Teresa Tremlett was stunned when she opened a letter to find a £100 fine from MET Parking Services claiming she had overstayed her welcome in the car park in Bedminster by 60,160 minutes.
The parking company enclosed CCTV images of Mrs Tremlett's Mercedes entering the car park in Sheene Road on September 24 and another one of her leaving the car park on November 5.
But Mrs Tremlett, 34, from Headley, says she had simply gone into McDonald's to buy food using the drive-through on both dates and had not parked her car in the car park on either occasion.
When she explained to MET Parking Services, she was told her fine would be waived.
OK, let's get a few things straight here.

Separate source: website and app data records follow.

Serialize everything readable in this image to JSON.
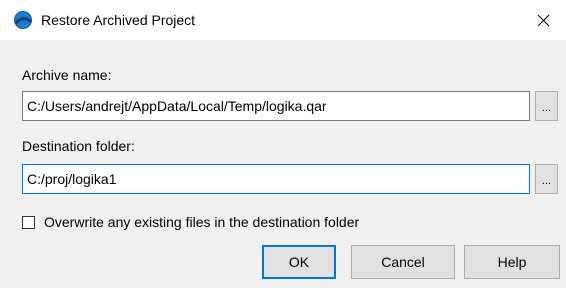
{
  "window": {
    "title": "Restore Archived Project",
    "close_glyph": "✕"
  },
  "archive": {
    "label": "Archive name:",
    "value": "C:/Users/andrejt/AppData/Local/Temp/logika.qar",
    "browse_label": "..."
  },
  "destination": {
    "label": "Destination folder:",
    "value": "C:/proj/logika1",
    "browse_label": "..."
  },
  "overwrite": {
    "label": "Overwrite any existing files in the destination folder",
    "checked": false
  },
  "buttons": {
    "ok": "OK",
    "cancel": "Cancel",
    "help": "Help"
  },
  "colors": {
    "accent": "#0078d7",
    "icon_primary": "#1a7fd0",
    "icon_secondary": "#0a3e78"
  }
}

1) The "fines" are not fines. They are (unenforceable) invoices for a civil contract they allege you have entered into. These companies are for all intents and purposes, fucking con-artists. They put up signs in car parks of selected companies such as B&Q, McDonalds, Pizza Hut etc which are sometimes easy to see, sometimes not, and then post you a letter demanding money if you overstay in the car park. They rely on two things: a) You not knowing the law and b) You being duped by their attempts to make their demand look official such as a chequered border round the edge of the letter, and using terms in the letter such as "Penalty Charge Notice" or "PCN" (it's not one), as well as attaching a tear-off cheque.

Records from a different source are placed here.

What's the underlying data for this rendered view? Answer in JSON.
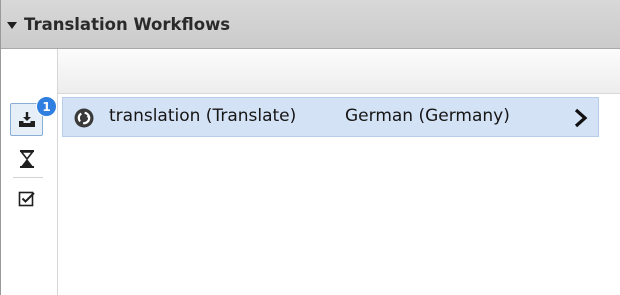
{
  "panel": {
    "title": "Translation Workflows"
  },
  "rail": {
    "badge_count": "1",
    "items": [
      {
        "icon": "inbox-download-icon",
        "active": true
      },
      {
        "icon": "hourglass-icon",
        "active": false
      },
      {
        "icon": "checkbox-checked-icon",
        "active": false
      }
    ]
  },
  "list": {
    "rows": [
      {
        "icon": "workflow-sync-icon",
        "task": "translation (Translate)",
        "language": "German (Germany)",
        "action_icon": "chevron-right-icon"
      }
    ]
  },
  "colors": {
    "accent": "#2e7fe0",
    "row_selected_bg": "#d4e2f5",
    "header_bg": "#d0d0d0"
  }
}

2) These companies are operating with the permission of the car park's owners (be that B&Q, McD's or whatever) but often the owner has no idea of what kind of shady business practices the companies get up to, with threatening letters, abusive phonecalls, etc.
3) These companies are private parking companies. They have no legal authority whatsoever to issue parking tickets. The only people that can are the Police and the Council, and only then on the public highway or publically owned land.
4) The "contract" that parking company claim exists between you and them (i.e. by parking in the car park you agree to their terms and conditions) only exists if you are aware of it. In order for you to be aware of it you need to have seen the sign. These signs need to be clearly placed and be reasonably visible from where you parked.
5) The "debt collectors" and "CCJs" threatened by the letters will not materialise. You may well be sent letters from a credit collection company, but miraculously they will have the same address and bank account details as the parking company. It's a front. Furthermore, they haven't yet taken anyone to court. Why do you suppose this might be? Because these invoices are unenforceable in law. They are in a clear breach of the Unfair Terms in Consumer Contracts Regulations 1999 by charging a "fine" which is completely disproportionate to the loss incurred by the company (i.e. charging you £100 for overstaying in a free car park). These are the very same regulations used succesfully by many people fighting bank overdraft charges. As with overdraft charges, it doesn't even matter if you're made aware of these fine amounts and agree to them when you park (on the sign) - it's not relevant as far as the law is concerned. The only thing they are legally allowed to do is claim actual damages for breach of contract. (And even then they have to prove who was driving, and you have no obligation whatsoever to tell them as a private company). And since no damages have occurred (you have parked a bit too long in a free car park), there's nothing really they can claim for.
What should you do if you get a letter
My advice, based on extensive research, is just to ignore it. They will send another, maybe 2. You may then get (but not always) a letter from a "credit collection company". This is normally the same company as the private parking one, under a different guise. Ignore this like you have done the previous letters. Nothing will happen. If it does go to court (which it won't), you will win anyway. If you respond, you'll go onto a "potential fuckwit" list and they'll just pester you even more. Fuck them.
An interesting aside is that this also applies to paid car parks, e.g. NCP. They may try to charge you a similar amount for overstaying your paid-for parking ticket, but they can't, due to the same reasons as detailed above. All they can claim for in court is the loss that they have incurred, which would be how much it would have cost you to buy a ticket to cover the overstayed time.